/---

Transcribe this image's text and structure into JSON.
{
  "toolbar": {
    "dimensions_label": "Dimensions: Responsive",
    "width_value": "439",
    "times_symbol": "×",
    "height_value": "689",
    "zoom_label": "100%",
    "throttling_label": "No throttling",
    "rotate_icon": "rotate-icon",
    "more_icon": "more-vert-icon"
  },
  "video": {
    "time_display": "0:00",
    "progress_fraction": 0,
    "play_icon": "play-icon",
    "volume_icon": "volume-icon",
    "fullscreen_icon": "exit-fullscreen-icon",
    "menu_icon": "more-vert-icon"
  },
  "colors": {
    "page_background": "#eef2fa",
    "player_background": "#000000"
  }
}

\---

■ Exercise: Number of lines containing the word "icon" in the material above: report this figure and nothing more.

■ Response for this exercise: 6